Houle feels mentors are a valuable resource for many students because they serve as a confidant, an adult they can trust and who will lead them down the right path, something not all kids are lucky enough to have in their life.
“They help them grow, help keep them out of trouble,” said Houle.
As for the dancing, Houle feels the fundraiser is a unique and fun way to raise money for a great cause. She has been practicing with Deats twice a week for the past few months to perfect her Viennese Waltz, which will be performed to the INXS song, “Never Tear Us Apart.” Although she has participated in other styles of dance, ballroom is a new style for her but something she is getting the hang of.

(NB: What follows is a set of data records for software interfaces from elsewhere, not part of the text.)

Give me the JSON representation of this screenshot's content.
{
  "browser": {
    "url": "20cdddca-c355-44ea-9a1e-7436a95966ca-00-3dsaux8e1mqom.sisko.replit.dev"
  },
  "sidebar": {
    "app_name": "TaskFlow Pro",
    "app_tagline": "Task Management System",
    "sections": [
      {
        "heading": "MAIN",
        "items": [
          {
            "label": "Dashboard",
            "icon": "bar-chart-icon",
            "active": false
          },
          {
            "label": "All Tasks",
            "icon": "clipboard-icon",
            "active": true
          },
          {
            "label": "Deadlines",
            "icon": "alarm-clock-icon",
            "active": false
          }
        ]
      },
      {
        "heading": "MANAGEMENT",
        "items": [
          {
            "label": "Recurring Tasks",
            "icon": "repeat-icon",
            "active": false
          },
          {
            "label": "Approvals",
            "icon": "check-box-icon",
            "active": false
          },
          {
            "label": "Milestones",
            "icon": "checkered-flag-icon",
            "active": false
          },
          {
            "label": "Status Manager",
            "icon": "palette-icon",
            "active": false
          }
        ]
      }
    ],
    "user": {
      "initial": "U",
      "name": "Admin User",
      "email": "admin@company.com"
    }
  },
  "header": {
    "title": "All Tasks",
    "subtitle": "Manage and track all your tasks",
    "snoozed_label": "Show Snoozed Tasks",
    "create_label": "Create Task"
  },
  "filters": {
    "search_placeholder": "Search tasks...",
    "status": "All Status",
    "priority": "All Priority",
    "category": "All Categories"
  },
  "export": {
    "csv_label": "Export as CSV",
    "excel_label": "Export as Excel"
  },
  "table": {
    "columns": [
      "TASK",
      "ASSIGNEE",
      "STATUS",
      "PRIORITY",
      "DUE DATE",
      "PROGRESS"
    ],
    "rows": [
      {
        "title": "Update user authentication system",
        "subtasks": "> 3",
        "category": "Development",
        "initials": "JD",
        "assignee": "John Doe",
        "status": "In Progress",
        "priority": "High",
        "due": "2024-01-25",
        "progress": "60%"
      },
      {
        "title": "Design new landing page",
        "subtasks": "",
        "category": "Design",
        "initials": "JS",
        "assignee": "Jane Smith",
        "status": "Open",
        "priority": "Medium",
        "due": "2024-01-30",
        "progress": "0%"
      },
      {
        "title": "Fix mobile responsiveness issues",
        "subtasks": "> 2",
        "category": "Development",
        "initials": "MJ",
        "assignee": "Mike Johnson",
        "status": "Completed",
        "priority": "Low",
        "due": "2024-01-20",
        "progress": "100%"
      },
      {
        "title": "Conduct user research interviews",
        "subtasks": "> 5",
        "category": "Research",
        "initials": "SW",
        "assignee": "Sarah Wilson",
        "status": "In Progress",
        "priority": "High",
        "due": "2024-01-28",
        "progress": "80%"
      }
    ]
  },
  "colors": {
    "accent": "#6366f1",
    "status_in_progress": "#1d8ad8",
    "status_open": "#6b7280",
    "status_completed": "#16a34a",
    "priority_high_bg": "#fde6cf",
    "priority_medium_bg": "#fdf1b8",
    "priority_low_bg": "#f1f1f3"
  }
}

“It’s fun. It’s definitely different from other types of dance I’ve done,” said Houle.
A big change is working with a partner; Houle has needed to learn to be aware of where she stands in regards to Deats.
“He’s very patient and a good sport,” said Houle.
Deats has enjoyed working with Houle as well.
“It’s a gift for several reasons,” said Deats, following their performance. “She likes to dance. She’s having fun with it instead of being traumatized.”
Deats feels Houle has a deep understanding of the value of mentors.
“Because she is a teacher in an elementary school, she knows the importance of mentors,” he said.
Deats has participated in Dancing with the Stars of Mentoring since it began eight years ago, and mentoring is a cause he believes in.
“I believe we need to have much more multi-generational impact,” he said. “We don’t spend enough one-on-one time together.”
Deats added that many children could just be sat in front of a television, even if they have two parents in the home, and feels there is a lack of community compared to 40, 50 years ago.
Deats and the others at The Dancin’ Feelin’ may not serve as mentors on a weekly basis, but they work with both the community and local colleges, as well as ballroom dancing groups, and as a result, have a supportive, fun place to go to learn and grow.
“We believe everyone needs a life support of some kind,” he said.
Deats sees a real sense of mentoring with the groups at local colleges; they are responsible for organizing their group, performances or competitions, and the studio will provide support when necessary.
“We don’t have mentees week to week, but we try,” said Deats.
Houle is about halfway to her fundraising goal, having raised about $1,800 of a $2,500 goal. She is hopeful to raise the rest by the May 1 event.